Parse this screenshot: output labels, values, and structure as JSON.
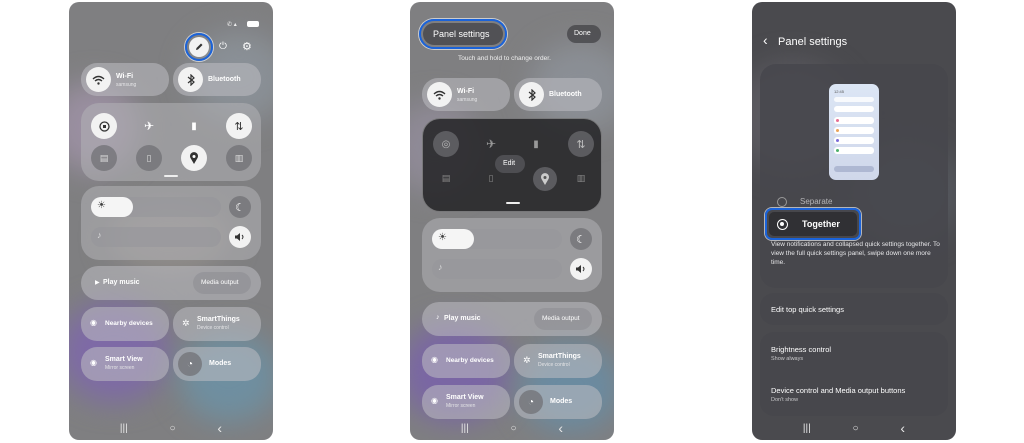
{
  "screen1": {
    "tiles": {
      "wifi_label": "Wi-Fi",
      "wifi_sub": "samsung",
      "bluetooth_label": "Bluetooth",
      "play_music": "Play music",
      "media_output": "Media output",
      "nearby_devices": "Nearby devices",
      "smartthings": "SmartThings",
      "smartthings_sub": "Device control",
      "smart_view": "Smart View",
      "smart_view_sub": "Mirror screen",
      "modes": "Modes"
    }
  },
  "screen2": {
    "title_button": "Panel settings",
    "done_button": "Done",
    "hint": "Touch and hold to change order.",
    "edit_badge": "Edit",
    "tiles": {
      "wifi_label": "Wi-Fi",
      "wifi_sub": "samsung",
      "bluetooth_label": "Bluetooth",
      "play_music": "Play music",
      "media_output": "Media output",
      "nearby_devices": "Nearby devices",
      "smartthings": "SmartThings",
      "smartthings_sub": "Device control",
      "smart_view": "Smart View",
      "smart_view_sub": "Mirror screen",
      "modes": "Modes"
    }
  },
  "screen3": {
    "title": "Panel settings",
    "preview_time": "12:45",
    "option_separate": "Separate",
    "option_together": "Together",
    "description": "View notifications and collapsed quick settings together. To view the full quick settings panel, swipe down one more time.",
    "edit_top": "Edit top quick settings",
    "brightness_title": "Brightness control",
    "brightness_sub": "Show always",
    "device_title": "Device control and Media output buttons",
    "device_sub": "Don't show"
  },
  "nav": {
    "recents": "|||",
    "home": "○",
    "back": "‹"
  },
  "colors": {
    "highlight": "#1b63d9",
    "panel_bg": "#7f7f81"
  }
}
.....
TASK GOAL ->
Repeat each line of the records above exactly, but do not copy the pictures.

ANSWER SPACE ->
Parse this screenshot: output labels, values, and structure as JSON.
{
  "screen1": {
    "tiles": {
      "wifi_label": "Wi-Fi",
      "wifi_sub": "samsung",
      "bluetooth_label": "Bluetooth",
      "play_music": "Play music",
      "media_output": "Media output",
      "nearby_devices": "Nearby devices",
      "smartthings": "SmartThings",
      "smartthings_sub": "Device control",
      "smart_view": "Smart View",
      "smart_view_sub": "Mirror screen",
      "modes": "Modes"
    }
  },
  "screen2": {
    "title_button": "Panel settings",
    "done_button": "Done",
    "hint": "Touch and hold to change order.",
    "edit_badge": "Edit",
    "tiles": {
      "wifi_label": "Wi-Fi",
      "wifi_sub": "samsung",
      "bluetooth_label": "Bluetooth",
      "play_music": "Play music",
      "media_output": "Media output",
      "nearby_devices": "Nearby devices",
      "smartthings": "SmartThings",
      "smartthings_sub": "Device control",
      "smart_view": "Smart View",
      "smart_view_sub": "Mirror screen",
      "modes": "Modes"
    }
  },
  "screen3": {
    "title": "Panel settings",
    "preview_time": "12:45",
    "option_separate": "Separate",
    "option_together": "Together",
    "description": "View notifications and collapsed quick settings together. To view the full quick settings panel, swipe down one more time.",
    "edit_top": "Edit top quick settings",
    "brightness_title": "Brightness control",
    "brightness_sub": "Show always",
    "device_title": "Device control and Media output buttons",
    "device_sub": "Don't show"
  },
  "nav": {
    "recents": "|||",
    "home": "○",
    "back": "‹"
  },
  "colors": {
    "highlight": "#1b63d9",
    "panel_bg": "#7f7f81"
  }
}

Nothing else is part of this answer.